Web page and app entries:
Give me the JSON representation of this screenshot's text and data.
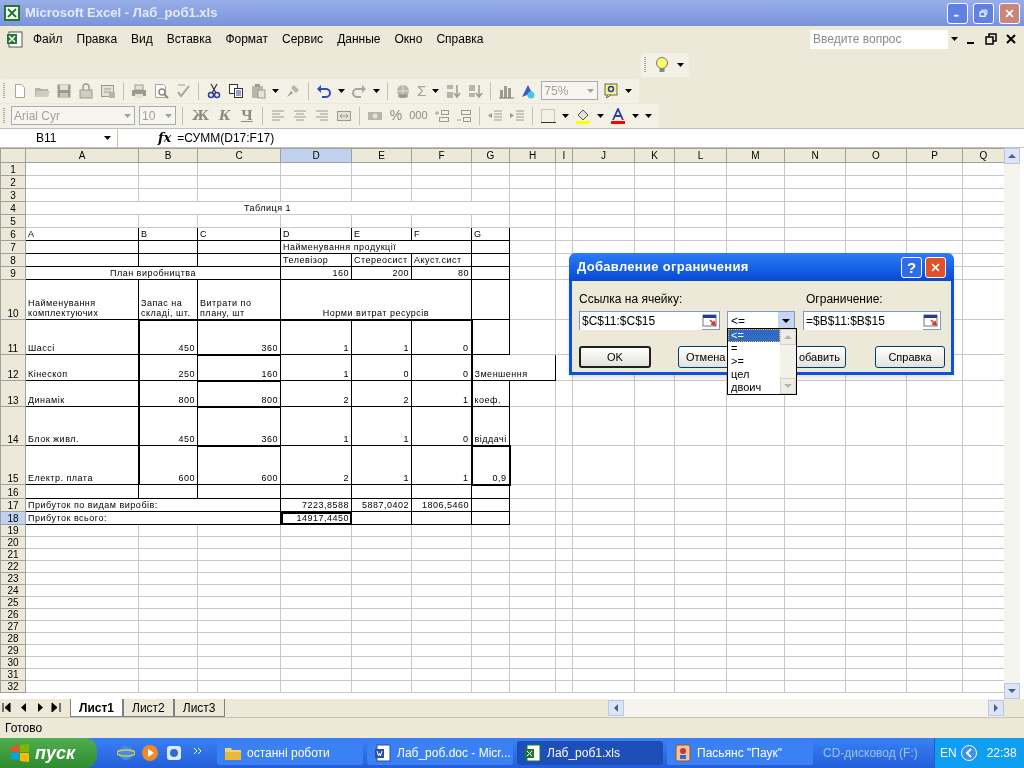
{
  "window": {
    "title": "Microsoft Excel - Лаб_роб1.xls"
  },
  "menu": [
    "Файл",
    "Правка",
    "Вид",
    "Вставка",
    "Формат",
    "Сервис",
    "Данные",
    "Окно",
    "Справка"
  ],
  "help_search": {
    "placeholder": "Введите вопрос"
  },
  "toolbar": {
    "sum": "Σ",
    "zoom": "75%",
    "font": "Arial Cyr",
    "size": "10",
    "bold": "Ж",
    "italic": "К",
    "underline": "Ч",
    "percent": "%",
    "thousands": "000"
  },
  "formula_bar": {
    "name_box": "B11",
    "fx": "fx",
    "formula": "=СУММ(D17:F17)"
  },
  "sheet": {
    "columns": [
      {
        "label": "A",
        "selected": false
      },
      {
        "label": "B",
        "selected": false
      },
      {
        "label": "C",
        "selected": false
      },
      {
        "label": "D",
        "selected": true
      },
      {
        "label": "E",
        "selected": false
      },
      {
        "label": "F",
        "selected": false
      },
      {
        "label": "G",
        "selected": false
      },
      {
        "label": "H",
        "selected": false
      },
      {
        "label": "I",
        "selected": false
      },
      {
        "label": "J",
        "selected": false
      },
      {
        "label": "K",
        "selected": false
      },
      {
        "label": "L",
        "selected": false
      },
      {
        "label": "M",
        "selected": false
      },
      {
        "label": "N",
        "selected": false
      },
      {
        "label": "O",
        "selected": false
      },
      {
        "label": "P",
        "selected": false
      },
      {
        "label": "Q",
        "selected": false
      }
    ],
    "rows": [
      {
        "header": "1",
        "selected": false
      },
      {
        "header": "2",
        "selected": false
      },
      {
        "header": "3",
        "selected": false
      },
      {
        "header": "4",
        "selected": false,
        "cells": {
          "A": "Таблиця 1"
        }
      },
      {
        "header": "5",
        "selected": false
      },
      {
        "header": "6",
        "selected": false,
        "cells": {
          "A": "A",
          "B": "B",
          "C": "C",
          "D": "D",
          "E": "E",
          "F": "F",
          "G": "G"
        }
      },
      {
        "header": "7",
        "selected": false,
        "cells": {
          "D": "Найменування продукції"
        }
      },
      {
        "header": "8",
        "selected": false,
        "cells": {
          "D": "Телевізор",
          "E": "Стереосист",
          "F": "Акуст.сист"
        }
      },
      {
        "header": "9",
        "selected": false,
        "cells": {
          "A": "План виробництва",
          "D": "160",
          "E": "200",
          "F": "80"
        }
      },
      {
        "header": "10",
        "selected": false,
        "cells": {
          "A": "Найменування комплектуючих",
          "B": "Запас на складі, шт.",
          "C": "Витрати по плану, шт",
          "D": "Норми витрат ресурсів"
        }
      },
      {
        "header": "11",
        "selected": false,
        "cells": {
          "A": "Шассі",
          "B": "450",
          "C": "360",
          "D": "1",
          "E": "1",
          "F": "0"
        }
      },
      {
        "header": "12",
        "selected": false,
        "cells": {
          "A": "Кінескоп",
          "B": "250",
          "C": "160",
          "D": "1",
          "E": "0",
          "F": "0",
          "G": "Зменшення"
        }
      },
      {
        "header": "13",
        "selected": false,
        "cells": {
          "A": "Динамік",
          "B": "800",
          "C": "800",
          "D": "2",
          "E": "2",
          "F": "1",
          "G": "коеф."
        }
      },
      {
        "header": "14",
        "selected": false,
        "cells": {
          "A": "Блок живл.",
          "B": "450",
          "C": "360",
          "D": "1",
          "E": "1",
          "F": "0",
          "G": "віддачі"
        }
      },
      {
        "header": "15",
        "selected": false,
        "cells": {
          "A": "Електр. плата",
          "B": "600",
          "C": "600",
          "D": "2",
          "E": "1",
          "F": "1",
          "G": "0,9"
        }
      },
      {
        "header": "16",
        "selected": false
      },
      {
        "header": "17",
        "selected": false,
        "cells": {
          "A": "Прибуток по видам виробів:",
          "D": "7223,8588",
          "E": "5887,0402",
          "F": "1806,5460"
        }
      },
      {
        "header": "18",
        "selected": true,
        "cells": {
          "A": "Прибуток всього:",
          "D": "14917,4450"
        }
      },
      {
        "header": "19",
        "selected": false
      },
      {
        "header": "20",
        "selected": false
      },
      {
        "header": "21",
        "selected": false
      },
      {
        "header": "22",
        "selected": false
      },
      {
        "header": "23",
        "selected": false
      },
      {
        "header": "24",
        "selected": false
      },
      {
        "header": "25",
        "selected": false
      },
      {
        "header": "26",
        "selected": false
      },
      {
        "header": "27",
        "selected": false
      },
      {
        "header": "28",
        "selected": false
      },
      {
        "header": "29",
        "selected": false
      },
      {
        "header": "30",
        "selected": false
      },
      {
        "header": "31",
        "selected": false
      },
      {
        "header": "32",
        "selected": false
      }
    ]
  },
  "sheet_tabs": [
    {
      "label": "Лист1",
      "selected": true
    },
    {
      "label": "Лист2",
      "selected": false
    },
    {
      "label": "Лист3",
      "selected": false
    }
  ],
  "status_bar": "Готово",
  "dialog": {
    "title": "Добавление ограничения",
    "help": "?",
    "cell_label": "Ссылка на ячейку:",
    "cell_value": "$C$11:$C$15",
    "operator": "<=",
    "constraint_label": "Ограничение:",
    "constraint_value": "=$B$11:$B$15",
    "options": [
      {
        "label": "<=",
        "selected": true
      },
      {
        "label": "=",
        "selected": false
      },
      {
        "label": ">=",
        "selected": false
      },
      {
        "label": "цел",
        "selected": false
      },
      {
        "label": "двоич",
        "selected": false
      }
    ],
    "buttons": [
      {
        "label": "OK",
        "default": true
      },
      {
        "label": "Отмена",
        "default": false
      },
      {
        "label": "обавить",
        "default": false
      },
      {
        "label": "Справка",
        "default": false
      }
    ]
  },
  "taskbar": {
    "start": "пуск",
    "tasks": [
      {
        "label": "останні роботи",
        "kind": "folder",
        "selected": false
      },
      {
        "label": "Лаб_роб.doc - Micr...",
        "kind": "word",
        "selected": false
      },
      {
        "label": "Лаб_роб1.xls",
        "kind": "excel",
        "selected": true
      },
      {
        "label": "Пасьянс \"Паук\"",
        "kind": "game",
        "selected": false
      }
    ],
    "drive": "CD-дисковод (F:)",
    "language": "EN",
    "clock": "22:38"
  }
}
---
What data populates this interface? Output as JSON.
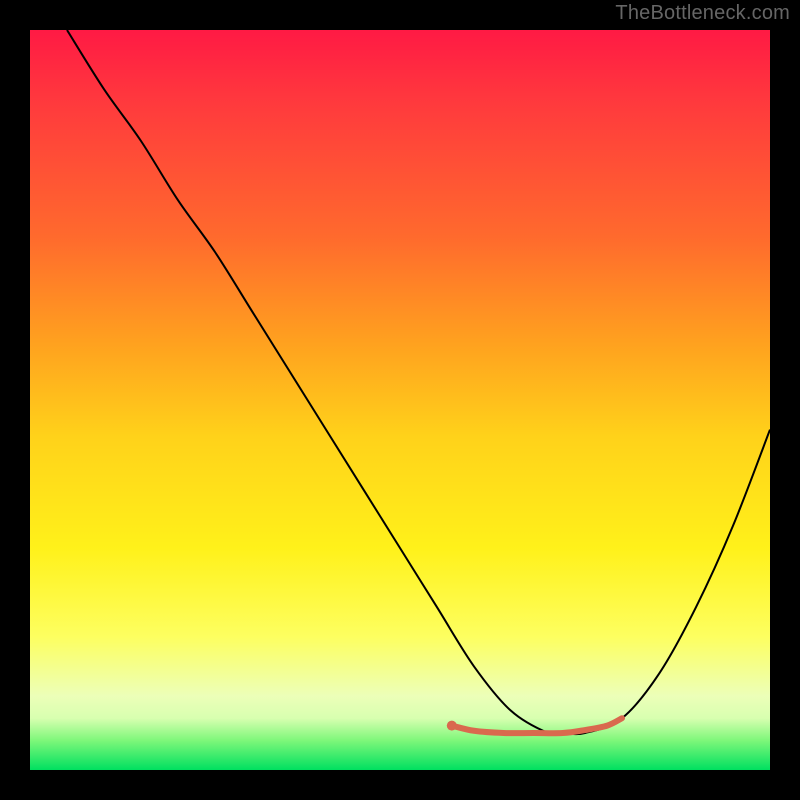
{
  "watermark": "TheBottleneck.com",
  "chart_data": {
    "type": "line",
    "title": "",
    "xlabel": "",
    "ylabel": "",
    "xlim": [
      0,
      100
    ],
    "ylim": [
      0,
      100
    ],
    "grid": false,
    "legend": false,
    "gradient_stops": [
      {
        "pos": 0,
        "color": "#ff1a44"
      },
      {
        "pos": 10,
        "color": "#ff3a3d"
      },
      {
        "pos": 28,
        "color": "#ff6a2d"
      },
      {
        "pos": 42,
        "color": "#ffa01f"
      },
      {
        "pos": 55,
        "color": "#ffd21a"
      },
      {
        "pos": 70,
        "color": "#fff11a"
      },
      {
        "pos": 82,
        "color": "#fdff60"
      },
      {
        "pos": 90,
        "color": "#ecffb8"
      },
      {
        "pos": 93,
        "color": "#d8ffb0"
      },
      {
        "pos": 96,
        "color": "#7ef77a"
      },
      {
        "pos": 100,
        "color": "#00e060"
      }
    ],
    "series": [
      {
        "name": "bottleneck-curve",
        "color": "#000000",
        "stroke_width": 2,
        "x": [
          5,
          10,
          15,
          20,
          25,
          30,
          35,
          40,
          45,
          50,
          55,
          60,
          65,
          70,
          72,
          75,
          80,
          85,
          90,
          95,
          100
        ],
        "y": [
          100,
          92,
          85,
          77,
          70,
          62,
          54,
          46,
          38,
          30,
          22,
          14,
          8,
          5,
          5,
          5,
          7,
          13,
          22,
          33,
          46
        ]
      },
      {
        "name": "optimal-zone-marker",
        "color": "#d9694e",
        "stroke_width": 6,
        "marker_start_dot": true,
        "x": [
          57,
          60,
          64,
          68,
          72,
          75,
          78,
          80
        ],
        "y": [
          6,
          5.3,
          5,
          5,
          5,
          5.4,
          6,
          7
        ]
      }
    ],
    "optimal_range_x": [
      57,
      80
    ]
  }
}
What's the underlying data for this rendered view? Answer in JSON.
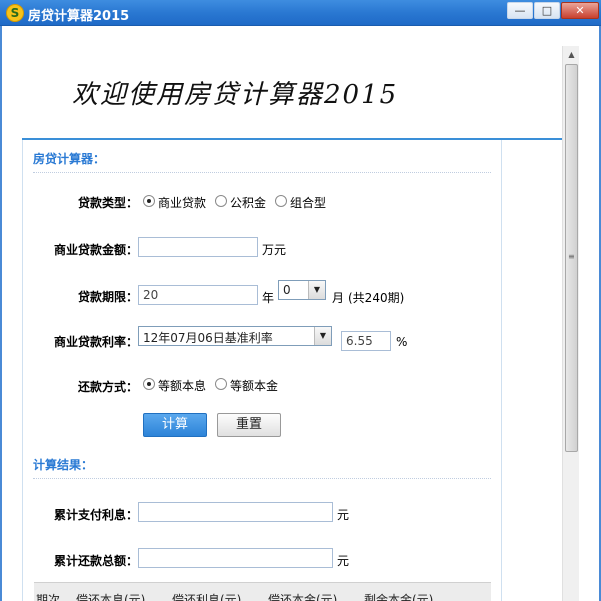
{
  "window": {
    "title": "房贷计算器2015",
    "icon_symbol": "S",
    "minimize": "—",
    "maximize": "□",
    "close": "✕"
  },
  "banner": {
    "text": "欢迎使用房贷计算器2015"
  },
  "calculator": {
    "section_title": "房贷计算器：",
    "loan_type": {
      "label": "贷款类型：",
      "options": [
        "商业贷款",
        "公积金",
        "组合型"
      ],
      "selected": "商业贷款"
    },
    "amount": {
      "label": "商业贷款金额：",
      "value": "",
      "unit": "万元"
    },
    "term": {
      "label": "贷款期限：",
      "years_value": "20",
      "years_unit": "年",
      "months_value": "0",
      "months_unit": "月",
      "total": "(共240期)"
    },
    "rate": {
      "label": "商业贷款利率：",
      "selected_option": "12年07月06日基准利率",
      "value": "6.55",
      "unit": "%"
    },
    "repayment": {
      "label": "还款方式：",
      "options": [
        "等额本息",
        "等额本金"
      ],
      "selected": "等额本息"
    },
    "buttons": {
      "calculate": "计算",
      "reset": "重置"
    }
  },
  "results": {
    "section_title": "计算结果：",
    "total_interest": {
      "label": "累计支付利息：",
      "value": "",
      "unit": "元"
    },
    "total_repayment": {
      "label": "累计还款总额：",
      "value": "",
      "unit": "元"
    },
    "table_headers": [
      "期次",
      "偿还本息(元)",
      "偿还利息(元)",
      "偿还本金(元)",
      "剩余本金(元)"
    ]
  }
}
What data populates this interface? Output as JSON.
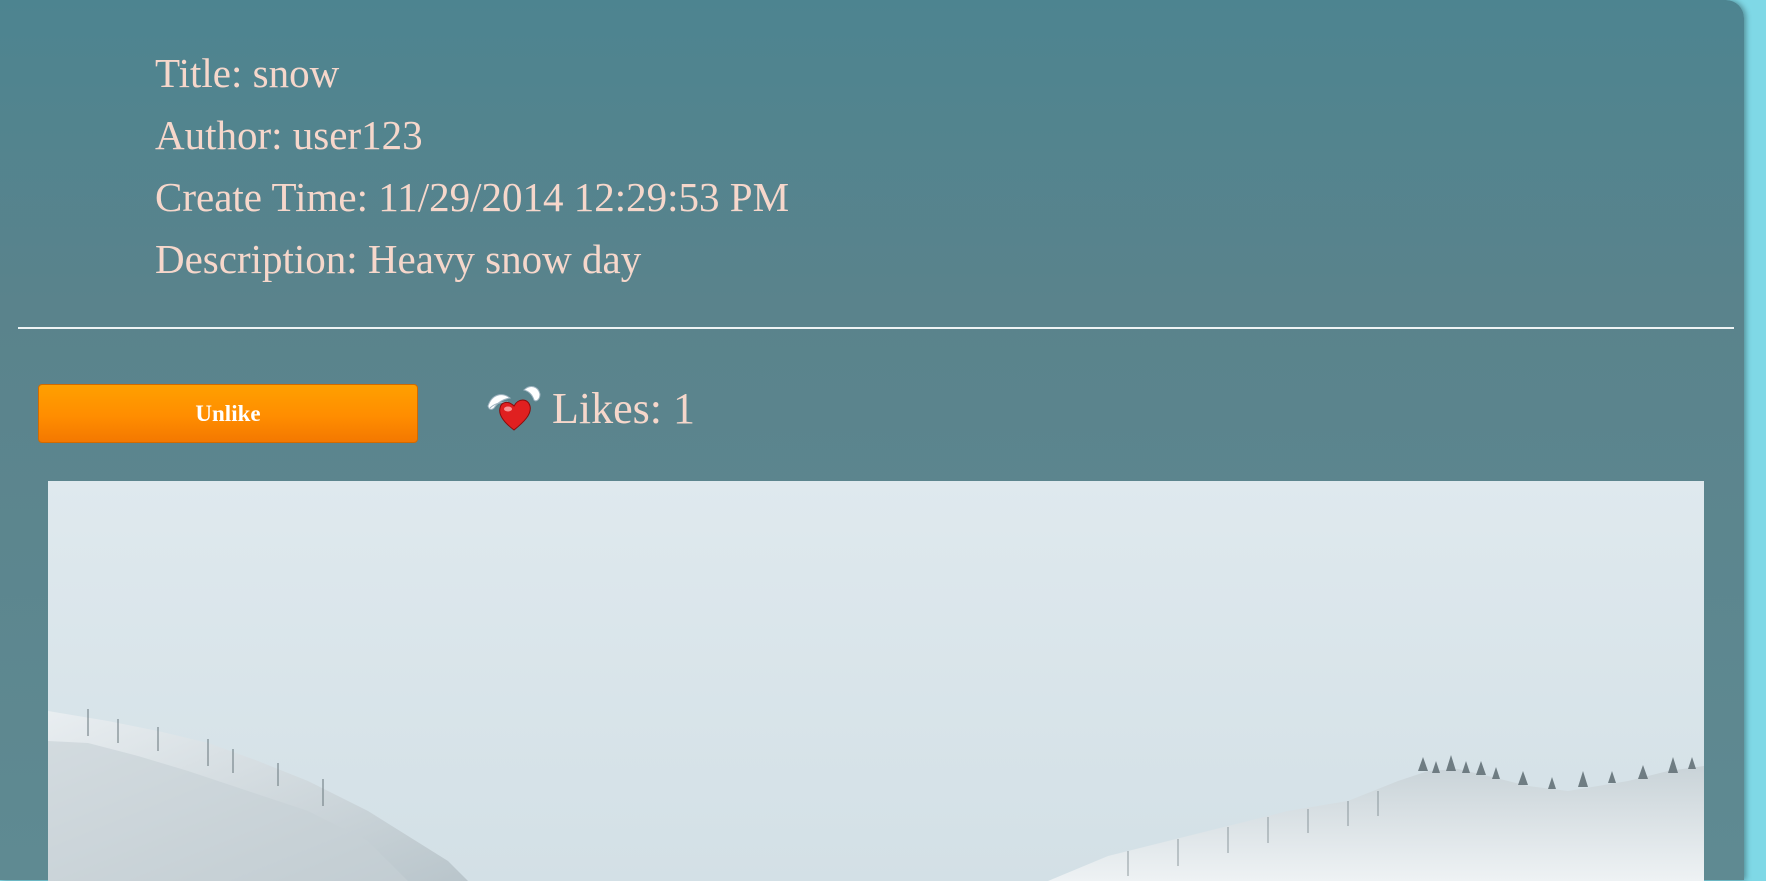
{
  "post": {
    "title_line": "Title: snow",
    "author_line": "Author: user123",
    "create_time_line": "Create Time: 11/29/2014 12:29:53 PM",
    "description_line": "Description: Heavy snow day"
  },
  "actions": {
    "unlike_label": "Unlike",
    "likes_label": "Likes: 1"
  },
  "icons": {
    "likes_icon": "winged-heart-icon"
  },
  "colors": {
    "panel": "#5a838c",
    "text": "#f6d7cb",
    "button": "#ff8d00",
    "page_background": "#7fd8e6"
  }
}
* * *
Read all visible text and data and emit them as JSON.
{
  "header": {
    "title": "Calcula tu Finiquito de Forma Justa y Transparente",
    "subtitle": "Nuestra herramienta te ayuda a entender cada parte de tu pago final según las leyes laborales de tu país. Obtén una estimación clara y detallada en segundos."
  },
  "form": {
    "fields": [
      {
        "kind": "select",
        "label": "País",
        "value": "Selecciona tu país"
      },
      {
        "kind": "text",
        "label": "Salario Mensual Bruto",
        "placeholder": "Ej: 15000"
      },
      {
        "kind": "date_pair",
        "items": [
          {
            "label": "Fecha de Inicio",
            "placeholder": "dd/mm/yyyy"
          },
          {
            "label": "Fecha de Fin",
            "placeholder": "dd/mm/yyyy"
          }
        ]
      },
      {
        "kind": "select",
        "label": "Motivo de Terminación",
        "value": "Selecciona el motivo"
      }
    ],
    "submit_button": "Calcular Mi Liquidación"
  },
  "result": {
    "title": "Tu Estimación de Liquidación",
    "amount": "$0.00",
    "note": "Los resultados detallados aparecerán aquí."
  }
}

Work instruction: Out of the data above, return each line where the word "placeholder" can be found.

Written answer:
    "placeholder": "Введите вопрос"
        "placeholder": "Ej: 15000"
            "placeholder": "dd/mm/yyyy"
            "placeholder": "dd/mm/yyyy"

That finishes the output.